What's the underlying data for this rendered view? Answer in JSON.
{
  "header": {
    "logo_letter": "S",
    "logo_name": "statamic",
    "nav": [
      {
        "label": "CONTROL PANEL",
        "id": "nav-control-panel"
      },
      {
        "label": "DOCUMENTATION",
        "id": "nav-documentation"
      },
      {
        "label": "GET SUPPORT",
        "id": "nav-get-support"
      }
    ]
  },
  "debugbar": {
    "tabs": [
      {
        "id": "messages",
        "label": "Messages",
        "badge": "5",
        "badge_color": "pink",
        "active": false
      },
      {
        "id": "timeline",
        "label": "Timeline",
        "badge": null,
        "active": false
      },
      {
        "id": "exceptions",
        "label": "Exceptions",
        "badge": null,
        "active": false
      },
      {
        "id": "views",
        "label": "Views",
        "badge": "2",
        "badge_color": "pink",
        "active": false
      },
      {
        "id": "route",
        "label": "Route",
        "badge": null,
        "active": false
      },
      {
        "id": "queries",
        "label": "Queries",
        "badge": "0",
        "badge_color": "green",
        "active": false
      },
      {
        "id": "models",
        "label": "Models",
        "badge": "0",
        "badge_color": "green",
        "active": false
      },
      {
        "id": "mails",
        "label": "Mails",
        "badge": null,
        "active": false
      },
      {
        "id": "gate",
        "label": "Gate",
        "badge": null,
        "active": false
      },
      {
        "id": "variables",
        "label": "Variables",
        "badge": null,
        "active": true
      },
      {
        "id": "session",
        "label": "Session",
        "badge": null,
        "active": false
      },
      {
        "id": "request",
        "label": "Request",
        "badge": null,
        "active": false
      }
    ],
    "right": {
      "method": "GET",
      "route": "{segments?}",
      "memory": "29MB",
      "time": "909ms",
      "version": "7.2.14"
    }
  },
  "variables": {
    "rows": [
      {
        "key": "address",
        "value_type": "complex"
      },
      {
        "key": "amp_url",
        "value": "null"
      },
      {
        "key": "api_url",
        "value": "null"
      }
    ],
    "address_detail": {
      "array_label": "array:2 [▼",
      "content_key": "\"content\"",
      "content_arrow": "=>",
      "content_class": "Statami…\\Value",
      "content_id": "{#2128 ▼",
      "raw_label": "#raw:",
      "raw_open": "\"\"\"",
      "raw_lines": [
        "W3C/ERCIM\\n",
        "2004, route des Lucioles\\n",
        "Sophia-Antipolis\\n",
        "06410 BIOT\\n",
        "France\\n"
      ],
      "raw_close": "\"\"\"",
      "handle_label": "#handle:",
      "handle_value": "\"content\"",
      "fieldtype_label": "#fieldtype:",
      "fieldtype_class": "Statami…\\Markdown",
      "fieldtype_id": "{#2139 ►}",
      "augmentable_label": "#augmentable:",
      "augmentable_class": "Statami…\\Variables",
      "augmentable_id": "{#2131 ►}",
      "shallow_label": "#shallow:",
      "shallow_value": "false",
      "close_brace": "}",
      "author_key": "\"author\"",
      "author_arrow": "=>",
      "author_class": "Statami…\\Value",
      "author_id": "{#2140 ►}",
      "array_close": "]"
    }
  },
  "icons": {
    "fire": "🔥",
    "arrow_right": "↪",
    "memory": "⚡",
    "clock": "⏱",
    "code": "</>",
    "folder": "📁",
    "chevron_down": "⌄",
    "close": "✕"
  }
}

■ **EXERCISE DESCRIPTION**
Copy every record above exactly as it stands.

■ **TASK RESULT**
What's the underlying data for this rendered view? Answer in JSON.
{
  "header": {
    "logo_letter": "S",
    "logo_name": "statamic",
    "nav": [
      {
        "label": "CONTROL PANEL",
        "id": "nav-control-panel"
      },
      {
        "label": "DOCUMENTATION",
        "id": "nav-documentation"
      },
      {
        "label": "GET SUPPORT",
        "id": "nav-get-support"
      }
    ]
  },
  "debugbar": {
    "tabs": [
      {
        "id": "messages",
        "label": "Messages",
        "badge": "5",
        "badge_color": "pink",
        "active": false
      },
      {
        "id": "timeline",
        "label": "Timeline",
        "badge": null,
        "active": false
      },
      {
        "id": "exceptions",
        "label": "Exceptions",
        "badge": null,
        "active": false
      },
      {
        "id": "views",
        "label": "Views",
        "badge": "2",
        "badge_color": "pink",
        "active": false
      },
      {
        "id": "route",
        "label": "Route",
        "badge": null,
        "active": false
      },
      {
        "id": "queries",
        "label": "Queries",
        "badge": "0",
        "badge_color": "green",
        "active": false
      },
      {
        "id": "models",
        "label": "Models",
        "badge": "0",
        "badge_color": "green",
        "active": false
      },
      {
        "id": "mails",
        "label": "Mails",
        "badge": null,
        "active": false
      },
      {
        "id": "gate",
        "label": "Gate",
        "badge": null,
        "active": false
      },
      {
        "id": "variables",
        "label": "Variables",
        "badge": null,
        "active": true
      },
      {
        "id": "session",
        "label": "Session",
        "badge": null,
        "active": false
      },
      {
        "id": "request",
        "label": "Request",
        "badge": null,
        "active": false
      }
    ],
    "right": {
      "method": "GET",
      "route": "{segments?}",
      "memory": "29MB",
      "time": "909ms",
      "version": "7.2.14"
    }
  },
  "variables": {
    "rows": [
      {
        "key": "address",
        "value_type": "complex"
      },
      {
        "key": "amp_url",
        "value": "null"
      },
      {
        "key": "api_url",
        "value": "null"
      }
    ],
    "address_detail": {
      "array_label": "array:2 [▼",
      "content_key": "\"content\"",
      "content_arrow": "=>",
      "content_class": "Statami…\\Value",
      "content_id": "{#2128 ▼",
      "raw_label": "#raw:",
      "raw_open": "\"\"\"",
      "raw_lines": [
        "W3C/ERCIM\\n",
        "2004, route des Lucioles\\n",
        "Sophia-Antipolis\\n",
        "06410 BIOT\\n",
        "France\\n"
      ],
      "raw_close": "\"\"\"",
      "handle_label": "#handle:",
      "handle_value": "\"content\"",
      "fieldtype_label": "#fieldtype:",
      "fieldtype_class": "Statami…\\Markdown",
      "fieldtype_id": "{#2139 ►}",
      "augmentable_label": "#augmentable:",
      "augmentable_class": "Statami…\\Variables",
      "augmentable_id": "{#2131 ►}",
      "shallow_label": "#shallow:",
      "shallow_value": "false",
      "close_brace": "}",
      "author_key": "\"author\"",
      "author_arrow": "=>",
      "author_class": "Statami…\\Value",
      "author_id": "{#2140 ►}",
      "array_close": "]"
    }
  },
  "icons": {
    "fire": "🔥",
    "arrow_right": "↪",
    "memory": "⚡",
    "clock": "⏱",
    "code": "</>",
    "folder": "📁",
    "chevron_down": "⌄",
    "close": "✕"
  }
}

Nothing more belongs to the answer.